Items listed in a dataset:
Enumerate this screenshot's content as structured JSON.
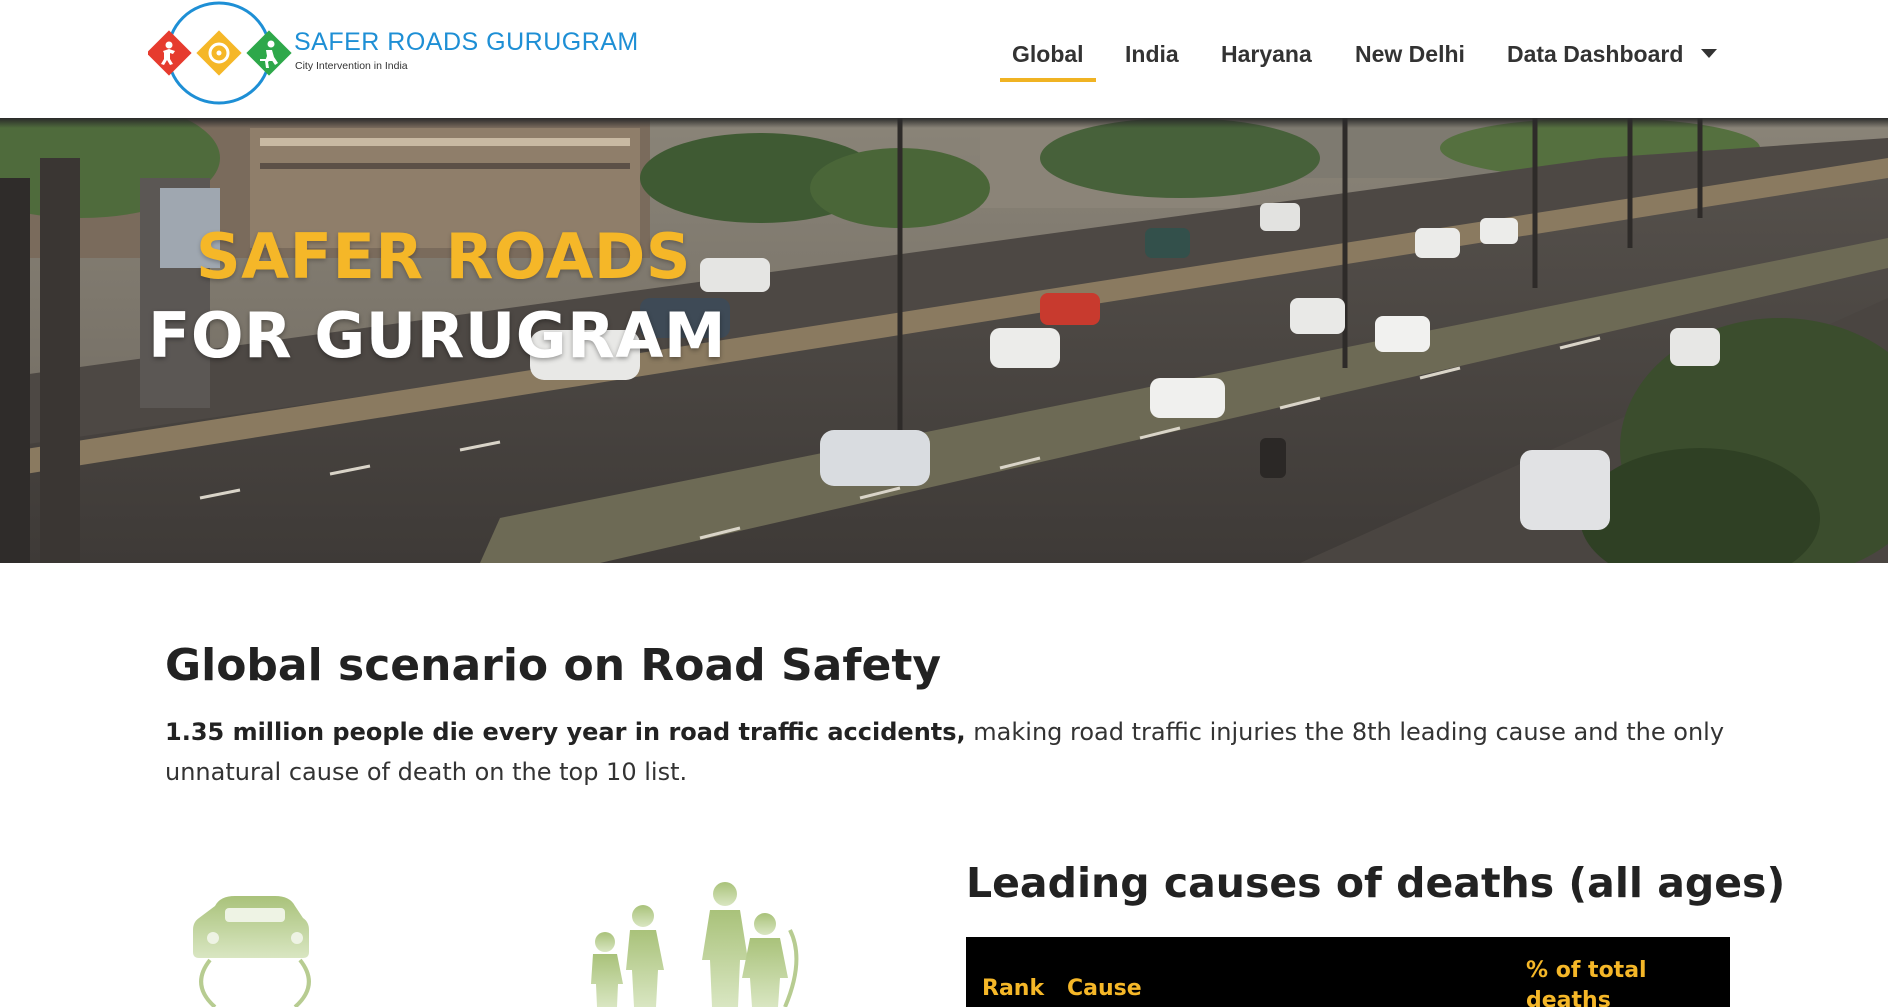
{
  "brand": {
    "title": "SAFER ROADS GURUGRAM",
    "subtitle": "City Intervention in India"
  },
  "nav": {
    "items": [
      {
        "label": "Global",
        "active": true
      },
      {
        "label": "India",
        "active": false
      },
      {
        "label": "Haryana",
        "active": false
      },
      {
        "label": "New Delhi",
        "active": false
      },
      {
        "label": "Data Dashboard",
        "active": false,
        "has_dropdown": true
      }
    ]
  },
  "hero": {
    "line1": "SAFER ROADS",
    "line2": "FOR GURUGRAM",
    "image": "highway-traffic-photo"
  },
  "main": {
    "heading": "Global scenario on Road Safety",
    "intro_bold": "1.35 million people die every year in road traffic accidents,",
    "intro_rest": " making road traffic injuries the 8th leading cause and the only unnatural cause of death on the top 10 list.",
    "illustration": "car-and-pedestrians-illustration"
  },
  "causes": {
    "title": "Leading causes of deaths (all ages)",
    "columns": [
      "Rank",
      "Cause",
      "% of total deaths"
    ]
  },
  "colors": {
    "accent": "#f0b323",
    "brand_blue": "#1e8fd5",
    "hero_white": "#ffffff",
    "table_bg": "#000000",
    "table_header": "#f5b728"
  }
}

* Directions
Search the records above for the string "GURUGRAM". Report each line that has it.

* Finished task
    "title": "SAFER ROADS GURUGRAM",
    "line2": "FOR GURUGRAM",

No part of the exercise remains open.